◆ Exercise objective: Your answer must repeat the full listing, line for line.

◆ Supplied material:
· · · · · · ·
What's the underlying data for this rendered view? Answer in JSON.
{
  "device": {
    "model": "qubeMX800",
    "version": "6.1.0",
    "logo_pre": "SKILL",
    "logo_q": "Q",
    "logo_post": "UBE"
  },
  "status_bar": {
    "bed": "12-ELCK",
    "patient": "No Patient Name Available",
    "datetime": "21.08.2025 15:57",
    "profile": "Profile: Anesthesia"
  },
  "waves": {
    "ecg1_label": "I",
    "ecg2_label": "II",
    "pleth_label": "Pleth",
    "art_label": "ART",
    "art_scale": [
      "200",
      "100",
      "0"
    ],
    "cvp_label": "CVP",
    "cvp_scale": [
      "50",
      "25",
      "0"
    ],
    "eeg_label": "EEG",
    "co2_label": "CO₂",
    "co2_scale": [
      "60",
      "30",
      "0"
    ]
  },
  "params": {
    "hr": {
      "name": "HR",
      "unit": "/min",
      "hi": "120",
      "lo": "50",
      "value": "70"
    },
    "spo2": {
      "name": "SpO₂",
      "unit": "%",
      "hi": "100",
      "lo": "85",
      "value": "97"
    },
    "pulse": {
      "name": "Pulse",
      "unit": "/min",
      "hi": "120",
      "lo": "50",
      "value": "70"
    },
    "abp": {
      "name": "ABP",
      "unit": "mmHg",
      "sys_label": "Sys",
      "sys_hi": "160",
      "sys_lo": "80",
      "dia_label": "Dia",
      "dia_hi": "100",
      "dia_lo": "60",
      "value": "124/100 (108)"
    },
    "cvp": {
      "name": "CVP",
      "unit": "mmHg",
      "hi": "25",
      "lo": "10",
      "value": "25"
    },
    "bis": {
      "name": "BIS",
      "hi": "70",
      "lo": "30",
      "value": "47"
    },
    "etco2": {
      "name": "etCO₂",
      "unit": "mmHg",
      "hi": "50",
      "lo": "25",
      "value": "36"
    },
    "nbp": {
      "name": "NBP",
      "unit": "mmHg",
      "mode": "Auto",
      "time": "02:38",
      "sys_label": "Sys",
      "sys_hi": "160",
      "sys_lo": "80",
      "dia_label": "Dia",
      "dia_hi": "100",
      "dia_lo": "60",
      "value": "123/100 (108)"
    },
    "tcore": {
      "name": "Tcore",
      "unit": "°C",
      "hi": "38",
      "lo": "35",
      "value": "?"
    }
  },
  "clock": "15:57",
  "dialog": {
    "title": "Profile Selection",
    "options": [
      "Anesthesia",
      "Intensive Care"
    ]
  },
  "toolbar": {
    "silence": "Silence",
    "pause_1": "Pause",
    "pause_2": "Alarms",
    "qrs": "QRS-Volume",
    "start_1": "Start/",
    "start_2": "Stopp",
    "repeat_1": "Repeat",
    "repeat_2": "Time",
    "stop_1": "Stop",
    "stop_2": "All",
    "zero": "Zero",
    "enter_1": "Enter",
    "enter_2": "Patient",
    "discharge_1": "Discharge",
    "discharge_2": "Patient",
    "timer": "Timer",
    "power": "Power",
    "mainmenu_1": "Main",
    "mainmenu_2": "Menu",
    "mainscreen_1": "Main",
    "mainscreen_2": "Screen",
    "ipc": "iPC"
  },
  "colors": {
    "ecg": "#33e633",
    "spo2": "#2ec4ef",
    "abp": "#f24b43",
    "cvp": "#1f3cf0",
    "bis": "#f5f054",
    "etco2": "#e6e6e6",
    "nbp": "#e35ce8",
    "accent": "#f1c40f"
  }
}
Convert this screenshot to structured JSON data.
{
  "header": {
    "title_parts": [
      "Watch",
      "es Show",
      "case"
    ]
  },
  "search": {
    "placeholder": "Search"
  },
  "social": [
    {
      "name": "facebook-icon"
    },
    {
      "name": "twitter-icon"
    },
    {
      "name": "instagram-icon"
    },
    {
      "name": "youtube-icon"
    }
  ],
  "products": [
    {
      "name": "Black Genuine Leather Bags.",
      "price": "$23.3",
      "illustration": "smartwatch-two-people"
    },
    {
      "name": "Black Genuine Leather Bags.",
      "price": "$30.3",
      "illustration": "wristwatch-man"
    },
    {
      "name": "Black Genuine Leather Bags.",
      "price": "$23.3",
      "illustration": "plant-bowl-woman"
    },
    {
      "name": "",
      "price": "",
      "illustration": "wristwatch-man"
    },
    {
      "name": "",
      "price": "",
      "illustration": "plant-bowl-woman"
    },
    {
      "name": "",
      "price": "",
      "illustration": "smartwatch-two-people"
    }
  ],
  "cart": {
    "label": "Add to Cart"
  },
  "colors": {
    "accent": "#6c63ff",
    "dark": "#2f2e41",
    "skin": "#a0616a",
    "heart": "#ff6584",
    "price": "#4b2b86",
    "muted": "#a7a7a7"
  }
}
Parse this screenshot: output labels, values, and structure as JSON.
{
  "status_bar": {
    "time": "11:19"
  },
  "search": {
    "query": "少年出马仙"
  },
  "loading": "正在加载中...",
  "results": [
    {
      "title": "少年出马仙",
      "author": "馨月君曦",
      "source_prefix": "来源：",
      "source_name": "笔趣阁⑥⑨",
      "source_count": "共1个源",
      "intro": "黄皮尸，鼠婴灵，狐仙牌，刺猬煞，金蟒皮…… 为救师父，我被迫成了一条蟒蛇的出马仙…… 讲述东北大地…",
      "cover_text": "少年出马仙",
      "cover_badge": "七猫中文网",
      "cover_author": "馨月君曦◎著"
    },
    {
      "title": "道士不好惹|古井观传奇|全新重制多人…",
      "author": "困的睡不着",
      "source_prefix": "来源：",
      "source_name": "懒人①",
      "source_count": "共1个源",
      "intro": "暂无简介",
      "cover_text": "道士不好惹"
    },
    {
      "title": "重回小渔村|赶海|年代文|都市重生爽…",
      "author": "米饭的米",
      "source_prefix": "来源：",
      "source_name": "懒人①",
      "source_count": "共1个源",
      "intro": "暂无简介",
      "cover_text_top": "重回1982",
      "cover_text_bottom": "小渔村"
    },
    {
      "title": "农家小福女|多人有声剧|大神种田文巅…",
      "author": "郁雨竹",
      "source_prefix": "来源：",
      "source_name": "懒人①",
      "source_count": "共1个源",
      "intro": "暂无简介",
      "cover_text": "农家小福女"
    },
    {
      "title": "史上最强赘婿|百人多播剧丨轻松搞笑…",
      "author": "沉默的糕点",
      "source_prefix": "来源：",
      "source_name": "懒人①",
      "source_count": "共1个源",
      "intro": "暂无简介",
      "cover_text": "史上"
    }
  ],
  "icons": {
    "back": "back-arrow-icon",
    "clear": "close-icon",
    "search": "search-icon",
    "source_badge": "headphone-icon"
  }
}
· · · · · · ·
◆ Result for this exercise:
What's the underlying data for this rendered view? Answer in JSON.
{
  "device": {
    "model": "qubeMX800",
    "version": "6.1.0",
    "logo_pre": "SKILL",
    "logo_q": "Q",
    "logo_post": "UBE"
  },
  "status_bar": {
    "bed": "12-ELCK",
    "patient": "No Patient Name Available",
    "datetime": "21.08.2025 15:57",
    "profile": "Profile: Anesthesia"
  },
  "waves": {
    "ecg1_label": "I",
    "ecg2_label": "II",
    "pleth_label": "Pleth",
    "art_label": "ART",
    "art_scale": [
      "200",
      "100",
      "0"
    ],
    "cvp_label": "CVP",
    "cvp_scale": [
      "50",
      "25",
      "0"
    ],
    "eeg_label": "EEG",
    "co2_label": "CO₂",
    "co2_scale": [
      "60",
      "30",
      "0"
    ]
  },
  "params": {
    "hr": {
      "name": "HR",
      "unit": "/min",
      "hi": "120",
      "lo": "50",
      "value": "70"
    },
    "spo2": {
      "name": "SpO₂",
      "unit": "%",
      "hi": "100",
      "lo": "85",
      "value": "97"
    },
    "pulse": {
      "name": "Pulse",
      "unit": "/min",
      "hi": "120",
      "lo": "50",
      "value": "70"
    },
    "abp": {
      "name": "ABP",
      "unit": "mmHg",
      "sys_label": "Sys",
      "sys_hi": "160",
      "sys_lo": "80",
      "dia_label": "Dia",
      "dia_hi": "100",
      "dia_lo": "60",
      "value": "124/100 (108)"
    },
    "cvp": {
      "name": "CVP",
      "unit": "mmHg",
      "hi": "25",
      "lo": "10",
      "value": "25"
    },
    "bis": {
      "name": "BIS",
      "hi": "70",
      "lo": "30",
      "value": "47"
    },
    "etco2": {
      "name": "etCO₂",
      "unit": "mmHg",
      "hi": "50",
      "lo": "25",
      "value": "36"
    },
    "nbp": {
      "name": "NBP",
      "unit": "mmHg",
      "mode": "Auto",
      "time": "02:38",
      "sys_label": "Sys",
      "sys_hi": "160",
      "sys_lo": "80",
      "dia_label": "Dia",
      "dia_hi": "100",
      "dia_lo": "60",
      "value": "123/100 (108)"
    },
    "tcore": {
      "name": "Tcore",
      "unit": "°C",
      "hi": "38",
      "lo": "35",
      "value": "?"
    }
  },
  "clock": "15:57",
  "dialog": {
    "title": "Profile Selection",
    "options": [
      "Anesthesia",
      "Intensive Care"
    ]
  },
  "toolbar": {
    "silence": "Silence",
    "pause_1": "Pause",
    "pause_2": "Alarms",
    "qrs": "QRS-Volume",
    "start_1": "Start/",
    "start_2": "Stopp",
    "repeat_1": "Repeat",
    "repeat_2": "Time",
    "stop_1": "Stop",
    "stop_2": "All",
    "zero": "Zero",
    "enter_1": "Enter",
    "enter_2": "Patient",
    "discharge_1": "Discharge",
    "discharge_2": "Patient",
    "timer": "Timer",
    "power": "Power",
    "mainmenu_1": "Main",
    "mainmenu_2": "Menu",
    "mainscreen_1": "Main",
    "mainscreen_2": "Screen",
    "ipc": "iPC"
  },
  "colors": {
    "ecg": "#33e633",
    "spo2": "#2ec4ef",
    "abp": "#f24b43",
    "cvp": "#1f3cf0",
    "bis": "#f5f054",
    "etco2": "#e6e6e6",
    "nbp": "#e35ce8",
    "accent": "#f1c40f"
  }
}
Convert this screenshot to structured JSON data.
{
  "header": {
    "title_parts": [
      "Watch",
      "es Show",
      "case"
    ]
  },
  "search": {
    "placeholder": "Search"
  },
  "social": [
    {
      "name": "facebook-icon"
    },
    {
      "name": "twitter-icon"
    },
    {
      "name": "instagram-icon"
    },
    {
      "name": "youtube-icon"
    }
  ],
  "products": [
    {
      "name": "Black Genuine Leather Bags.",
      "price": "$23.3",
      "illustration": "smartwatch-two-people"
    },
    {
      "name": "Black Genuine Leather Bags.",
      "price": "$30.3",
      "illustration": "wristwatch-man"
    },
    {
      "name": "Black Genuine Leather Bags.",
      "price": "$23.3",
      "illustration": "plant-bowl-woman"
    },
    {
      "name": "",
      "price": "",
      "illustration": "wristwatch-man"
    },
    {
      "name": "",
      "price": "",
      "illustration": "plant-bowl-woman"
    },
    {
      "name": "",
      "price": "",
      "illustration": "smartwatch-two-people"
    }
  ],
  "cart": {
    "label": "Add to Cart"
  },
  "colors": {
    "accent": "#6c63ff",
    "dark": "#2f2e41",
    "skin": "#a0616a",
    "heart": "#ff6584",
    "price": "#4b2b86",
    "muted": "#a7a7a7"
  }
}
Parse this screenshot: output labels, values, and structure as JSON.
{
  "status_bar": {
    "time": "11:19"
  },
  "search": {
    "query": "少年出马仙"
  },
  "loading": "正在加载中...",
  "results": [
    {
      "title": "少年出马仙",
      "author": "馨月君曦",
      "source_prefix": "来源：",
      "source_name": "笔趣阁⑥⑨",
      "source_count": "共1个源",
      "intro": "黄皮尸，鼠婴灵，狐仙牌，刺猬煞，金蟒皮…… 为救师父，我被迫成了一条蟒蛇的出马仙…… 讲述东北大地…",
      "cover_text": "少年出马仙",
      "cover_badge": "七猫中文网",
      "cover_author": "馨月君曦◎著"
    },
    {
      "title": "道士不好惹|古井观传奇|全新重制多人…",
      "author": "困的睡不着",
      "source_prefix": "来源：",
      "source_name": "懒人①",
      "source_count": "共1个源",
      "intro": "暂无简介",
      "cover_text": "道士不好惹"
    },
    {
      "title": "重回小渔村|赶海|年代文|都市重生爽…",
      "author": "米饭的米",
      "source_prefix": "来源：",
      "source_name": "懒人①",
      "source_count": "共1个源",
      "intro": "暂无简介",
      "cover_text_top": "重回1982",
      "cover_text_bottom": "小渔村"
    },
    {
      "title": "农家小福女|多人有声剧|大神种田文巅…",
      "author": "郁雨竹",
      "source_prefix": "来源：",
      "source_name": "懒人①",
      "source_count": "共1个源",
      "intro": "暂无简介",
      "cover_text": "农家小福女"
    },
    {
      "title": "史上最强赘婿|百人多播剧丨轻松搞笑…",
      "author": "沉默的糕点",
      "source_prefix": "来源：",
      "source_name": "懒人①",
      "source_count": "共1个源",
      "intro": "暂无简介",
      "cover_text": "史上"
    }
  ],
  "icons": {
    "back": "back-arrow-icon",
    "clear": "close-icon",
    "search": "search-icon",
    "source_badge": "headphone-icon"
  }
}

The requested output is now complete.